◆ What to produce
Down to the last line, copy the records below without any change.
Records to use START
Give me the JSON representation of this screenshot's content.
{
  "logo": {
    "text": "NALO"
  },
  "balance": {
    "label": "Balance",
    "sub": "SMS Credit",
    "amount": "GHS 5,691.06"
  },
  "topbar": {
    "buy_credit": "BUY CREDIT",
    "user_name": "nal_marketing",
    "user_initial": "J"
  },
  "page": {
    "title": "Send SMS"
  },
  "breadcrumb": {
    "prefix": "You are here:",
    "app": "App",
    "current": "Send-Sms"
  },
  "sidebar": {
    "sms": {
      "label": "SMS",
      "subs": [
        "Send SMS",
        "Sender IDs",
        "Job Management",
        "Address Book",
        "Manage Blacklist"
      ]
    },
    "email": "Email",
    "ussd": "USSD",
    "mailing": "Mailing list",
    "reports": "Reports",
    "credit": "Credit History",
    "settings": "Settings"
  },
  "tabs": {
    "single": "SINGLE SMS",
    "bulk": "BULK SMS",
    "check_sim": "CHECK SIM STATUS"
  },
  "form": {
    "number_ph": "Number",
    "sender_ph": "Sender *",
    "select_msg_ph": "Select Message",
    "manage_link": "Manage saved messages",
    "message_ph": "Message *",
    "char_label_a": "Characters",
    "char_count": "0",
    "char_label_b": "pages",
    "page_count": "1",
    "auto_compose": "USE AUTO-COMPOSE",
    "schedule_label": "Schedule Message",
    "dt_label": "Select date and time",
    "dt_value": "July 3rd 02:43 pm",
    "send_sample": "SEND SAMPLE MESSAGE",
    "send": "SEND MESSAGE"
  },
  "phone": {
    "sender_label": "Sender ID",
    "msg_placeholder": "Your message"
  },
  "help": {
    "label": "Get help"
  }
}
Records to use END
◆ Answer area
Give me the JSON representation of this screenshot's content.
{
  "logo": {
    "text": "NALO"
  },
  "balance": {
    "label": "Balance",
    "sub": "SMS Credit",
    "amount": "GHS 5,691.06"
  },
  "topbar": {
    "buy_credit": "BUY CREDIT",
    "user_name": "nal_marketing",
    "user_initial": "J"
  },
  "page": {
    "title": "Send SMS"
  },
  "breadcrumb": {
    "prefix": "You are here:",
    "app": "App",
    "current": "Send-Sms"
  },
  "sidebar": {
    "sms": {
      "label": "SMS",
      "subs": [
        "Send SMS",
        "Sender IDs",
        "Job Management",
        "Address Book",
        "Manage Blacklist"
      ]
    },
    "email": "Email",
    "ussd": "USSD",
    "mailing": "Mailing list",
    "reports": "Reports",
    "credit": "Credit History",
    "settings": "Settings"
  },
  "tabs": {
    "single": "SINGLE SMS",
    "bulk": "BULK SMS",
    "check_sim": "CHECK SIM STATUS"
  },
  "form": {
    "number_ph": "Number",
    "sender_ph": "Sender *",
    "select_msg_ph": "Select Message",
    "manage_link": "Manage saved messages",
    "message_ph": "Message *",
    "char_label_a": "Characters",
    "char_count": "0",
    "char_label_b": "pages",
    "page_count": "1",
    "auto_compose": "USE AUTO-COMPOSE",
    "schedule_label": "Schedule Message",
    "dt_label": "Select date and time",
    "dt_value": "July 3rd 02:43 pm",
    "send_sample": "SEND SAMPLE MESSAGE",
    "send": "SEND MESSAGE"
  },
  "phone": {
    "sender_label": "Sender ID",
    "msg_placeholder": "Your message"
  },
  "help": {
    "label": "Get help"
  }
}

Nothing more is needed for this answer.